What to work on => As you print the data below, keep every line exactly as it is and leave the images behind.

Data excerpts =>
━━━━━━━━

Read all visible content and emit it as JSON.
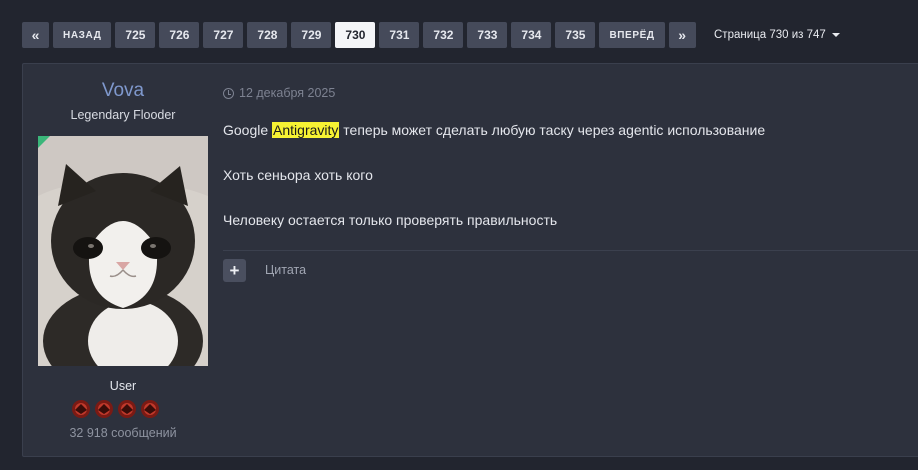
{
  "pagination": {
    "first_icon": "double-chevron-left-icon",
    "first_glyph": "«",
    "prev_label": "НАЗАД",
    "pages": [
      "725",
      "726",
      "727",
      "728",
      "729",
      "730",
      "731",
      "732",
      "733",
      "734",
      "735"
    ],
    "current_page": "730",
    "next_label": "ВПЕРЁД",
    "last_icon": "double-chevron-right-icon",
    "last_glyph": "»",
    "page_selector_label": "Страница 730 из 747"
  },
  "post": {
    "author": {
      "username": "Vova",
      "title": "Legendary Flooder",
      "group": "User",
      "reputation_icons": 4,
      "message_count": "32 918 сообщений"
    },
    "date": "12 декабря 2025",
    "lines": [
      {
        "before": "Google ",
        "highlight": "Antigravity",
        "after": " теперь может сделать любую таску через agentic использование"
      },
      {
        "text": "Хоть сеньора хоть кого"
      },
      {
        "text": "Человеку остается только проверять правильность"
      }
    ],
    "actions": {
      "multiquote_glyph": "+",
      "quote_label": "Цитата"
    }
  },
  "colors": {
    "background": "#22252f",
    "post_bg": "#2d313d",
    "username": "#7f98cd",
    "highlight": "#f6f233",
    "online": "#3bb67a"
  }
}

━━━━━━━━

Output below =>
Read all visible content and emit it as JSON.
{
  "pagination": {
    "first_icon": "double-chevron-left-icon",
    "first_glyph": "«",
    "prev_label": "НАЗАД",
    "pages": [
      "725",
      "726",
      "727",
      "728",
      "729",
      "730",
      "731",
      "732",
      "733",
      "734",
      "735"
    ],
    "current_page": "730",
    "next_label": "ВПЕРЁД",
    "last_icon": "double-chevron-right-icon",
    "last_glyph": "»",
    "page_selector_label": "Страница 730 из 747"
  },
  "post": {
    "author": {
      "username": "Vova",
      "title": "Legendary Flooder",
      "group": "User",
      "reputation_icons": 4,
      "message_count": "32 918 сообщений"
    },
    "date": "12 декабря 2025",
    "lines": [
      {
        "before": "Google ",
        "highlight": "Antigravity",
        "after": " теперь может сделать любую таску через agentic использование"
      },
      {
        "text": "Хоть сеньора хоть кого"
      },
      {
        "text": "Человеку остается только проверять правильность"
      }
    ],
    "actions": {
      "multiquote_glyph": "+",
      "quote_label": "Цитата"
    }
  },
  "colors": {
    "background": "#22252f",
    "post_bg": "#2d313d",
    "username": "#7f98cd",
    "highlight": "#f6f233",
    "online": "#3bb67a"
  }
}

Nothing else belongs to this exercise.